- Author: Mary Louise Flint
Oils used for managing pests on plants are most often called horticultural oils. Horticultural oils are derived from petroleum sources, and are sometimes called mineral oil, narrow range oil or superior oil. Other oils produced to control pests may be made from plants, such as canola oil, neem oil or cottonseed oil. A number of other plant extract oils have also recently become available on the market.
How they work
Regardless of their source, the primary way oils kill insects and mites is the same — by suffocation. Insects breathe through structures called spiracles. Oils block spiracles, reducing the availability of oxygen and interfering with various metabolic processes. When applied to insect or mite eggs, oils can penetrate the shells and kill the developing embryo. Oils may also act as a repellent in some cases, especially with some of the plant-based oils, and some such as neem oil have anti-feeding properties.
Because oils kill by smothering insects, apply the product so it completely covers the target pests. Careful attention must be paid to treat both the underside and topside of leaves, buds, and shoots and all locations where the insects or mites may be located. Spraying during the dormant season, when leaves are off trees or shrubs, is recommended for scales and some other insects, because it is easier to get good coverage on leafless trees. Because oils leave no toxic residues, they won't generally kill insects that move onto plants after treatment.
Usually, immature stages of insects are most susceptible, especially with scale insects, mealybugs and true bugs. Insects that feed within curled leaves, such as leaf-curling aphids, leaf miners, or gall-forming species, are protected from oil sprays and not well controlled. Oils don't control caterpillars, beetles, grasshoppers, and boring insects, with the exception of some caterpillars in the egg stage.
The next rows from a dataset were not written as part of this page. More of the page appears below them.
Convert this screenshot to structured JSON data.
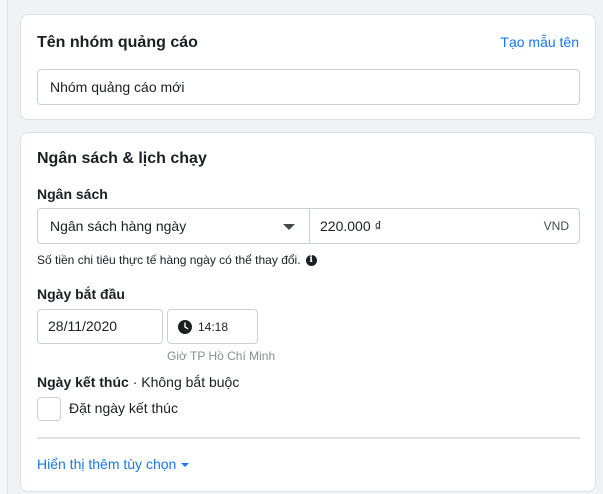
{
  "ad_group_name": {
    "title": "Tên nhóm quảng cáo",
    "template_link": "Tạo mẫu tên",
    "value": "Nhóm quảng cáo mới"
  },
  "budget_schedule": {
    "title": "Ngân sách & lịch chạy",
    "budget": {
      "label": "Ngân sách",
      "type_selected": "Ngân sách hàng ngày",
      "amount": "220.000 ₫",
      "currency": "VND",
      "helper": "Số tiền chi tiêu thực tế hàng ngày có thể thay đổi.",
      "info_icon": "info-icon"
    },
    "start_date": {
      "label": "Ngày bắt đầu",
      "date": "28/11/2020",
      "time": "14:18",
      "timezone": "Giờ TP Hồ Chí Minh",
      "clock_icon": "clock-icon"
    },
    "end_date": {
      "label": "Ngày kết thúc",
      "optional": "· Không bắt buộc",
      "checkbox_label": "Đặt ngày kết thúc"
    },
    "more_options": "Hiển thị thêm tùy chọn"
  },
  "colors": {
    "link": "#1877f2",
    "border": "#ccd0d5",
    "background": "#f0f2f5"
  }
}
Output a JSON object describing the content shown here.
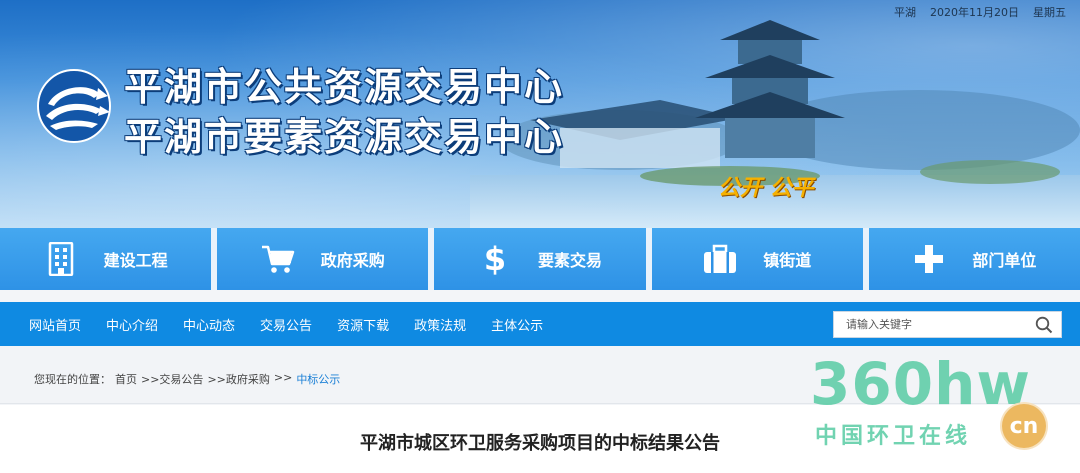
{
  "header": {
    "date_bar": {
      "city": "平湖",
      "date": "2020年11月20日",
      "weekday": "星期五"
    },
    "title_main": "平湖市公共资源交易中心",
    "title_sub": "平湖市要素资源交易中心",
    "slogan": "公开  公平"
  },
  "tiles": [
    {
      "label": "建设工程",
      "icon": "building-icon"
    },
    {
      "label": "政府采购",
      "icon": "shopping-cart-icon"
    },
    {
      "label": "要素交易",
      "icon": "dollar-icon"
    },
    {
      "label": "镇街道",
      "icon": "briefcase-icon"
    },
    {
      "label": "部门单位",
      "icon": "plus-icon"
    }
  ],
  "nav": {
    "links": [
      "网站首页",
      "中心介绍",
      "中心动态",
      "交易公告",
      "资源下载",
      "政策法规",
      "主体公示"
    ],
    "search_placeholder": "请输入关键字"
  },
  "breadcrumb": {
    "prefix": "您现在的位置：",
    "items": [
      "首页",
      ">>交易公告",
      ">>政府采购",
      ">>",
      "中标公示"
    ]
  },
  "article": {
    "title": "平湖市城区环卫服务采购项目的中标结果公告"
  },
  "watermark": {
    "main": "360hw",
    "sub": "中国环卫在线",
    "badge": "cn"
  },
  "colors": {
    "nav_bg": "#0f8ae2",
    "tile_bg": "#2e92e6",
    "breadcrumb_current": "#1a7fd6",
    "slogan": "#f6b100",
    "watermark": "#52c9a0"
  }
}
In some cases, oils improve the efficacy of other insecticides. For instance, applications of both codling moth granulosis virus (Cyd-X) and spinosad are more effective against codling moth when 1% oil is added to the spray.
For managing certain foliar diseases such as powdery mildew, oils can act as both a preventive and a curative fungicide, smothering fungal growth and inhibiting spore production. In many cases, the efficacy of oils in reducing powdery mildew is superior to standard synthetic fungicides, especially in reducing existing infections.
Tips to know
All oils now sold as pesticides are highly refined and can be used safely on most plants throughout most of the year, unless plants are drought-stressed. Exceptions include Japanese and red maples, walnuts and smoke tree. Redbud, juniper, cedar, spruce and Douglas-fir are also sometimes injured. Injury usually involves discoloration of leaves or needles. Walnut is very sensitive to oil sprays applied during bud break, and applications aren't recommended during the dormant season because of potential damage to buds and shoots.
Many plants are sensitive to oil damage when water-stressed, so be sure plants have been adequately irrigated before application. Most oil labels also warn against applying oils when temperatures are below freezing or above 90°F. Oils shouldn't be applied in combination with sulfur, or within 30 days of a sulfur application, because of potential phytotoxicity. As with any pesticide, always check product labels for precautions or other restrictions before applying.
Spring and summer—foliar applications
This article is from the May 2013 issue of the UC IPM Green Bulletin. This issue of the bulletin also contains these articles:
- What Can Landscape Managers Do to Help Honey Bees?
- Pesticide MSDS Format Changes
- New Active Ingredient Available for Snails, Slugs
- Visit UC IPM's Web Site for Free Online Training
- Revised Resources
- Ask the Expert: bee sting hazards, insecticidal soaps